“Through design, Apple was able to craft a positive brand presence that is slick and modern yet simple,” Marin said.

Visual appeal

You might have a great story to tell, but no one’s going to want to read your “About” page or explore your social media posts if you don’t present people with strong visuals right off the bat. Why do visual elements work so well? Cole Sletten, creative director at digital branding agency Ready Set Rocket, said it’s because they work fast.

“In a culture of information overload, diminishing attention spans and TL;DR (too long; didn’t read), an image can communicate even complex messages quickly, concisely and memorably,” Sletten said. “It’s this same drive for fast consumption that has evolved the Internet from its text-centric roots into an image- and increasingly video-centric medium as well.”

Ian Wishingrad, founder of the branding company BigEyedWish.com, agreed, and said that there are more visuals than ever in today’s world, and the bar for what captures consumers’ attention has risen considerably.

For this reason, Marin noted that eye-catching visuals will set your brand apart. The imagery you use should be relevant to your brand and engage your target audience.

“When in doubt, keep design and messaging direct and simple,” Marin said.

Design tips for your business

When you’re thinking about what your online brand presence should look like, Sletten said it’s important to be consistent, but not repetitive.

“The best brands, large and small, feel more like real, multifaceted personalities than collections of graphical elements,” Sletten said.
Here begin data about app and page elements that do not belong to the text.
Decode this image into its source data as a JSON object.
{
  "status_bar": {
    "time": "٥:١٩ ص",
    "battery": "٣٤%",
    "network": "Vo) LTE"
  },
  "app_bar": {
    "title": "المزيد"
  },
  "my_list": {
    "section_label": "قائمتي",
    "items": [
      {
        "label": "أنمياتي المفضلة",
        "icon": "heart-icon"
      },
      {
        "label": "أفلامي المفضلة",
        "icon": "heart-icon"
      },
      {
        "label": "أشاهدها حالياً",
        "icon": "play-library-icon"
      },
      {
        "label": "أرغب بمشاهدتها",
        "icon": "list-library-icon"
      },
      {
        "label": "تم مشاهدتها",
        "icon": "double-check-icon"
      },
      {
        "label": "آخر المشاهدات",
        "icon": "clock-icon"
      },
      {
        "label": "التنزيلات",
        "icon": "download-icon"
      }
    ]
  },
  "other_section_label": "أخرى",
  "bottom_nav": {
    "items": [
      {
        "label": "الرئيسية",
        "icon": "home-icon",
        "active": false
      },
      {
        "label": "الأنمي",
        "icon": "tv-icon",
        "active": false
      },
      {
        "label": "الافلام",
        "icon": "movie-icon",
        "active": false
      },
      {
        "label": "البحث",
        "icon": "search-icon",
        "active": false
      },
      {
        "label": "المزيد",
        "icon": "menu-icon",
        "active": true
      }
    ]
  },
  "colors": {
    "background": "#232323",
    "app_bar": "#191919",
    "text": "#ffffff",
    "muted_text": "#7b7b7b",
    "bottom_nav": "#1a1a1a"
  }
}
Think about the qualities that are unique to your business and that could authentically and attractively represent your brand. Then let those qualities drive everything, from your logo and website to your Instagram feed and even your storefront, packaging and customer service.”

To this end, Walrod advised using the design process as a way to answer some of the deeper questions around your company, before you create any visuals. Determining your company’s personality and what you stand for will help you enrich your brand, he said. After laying this groundwork, create the visuals that naturally align with those traits and values.

“Bright Funds, for example, aims to make the experience of giving delightful and rewarding,” Walrod said. “As such, our brand created a sense of positivity and empowerment through our use of bright colors, illustrations and photography.”

Finally, Wishingrad reminded business owners to view art and design as the “wardrobe” of their business, and always think of the impression it will make on your customers.

“Good design is like a great suit — everyone takes notice,” Wishingrad said. “With a little time, consideration and style, your business can have that elegant and professional polish that resonates with consumers.”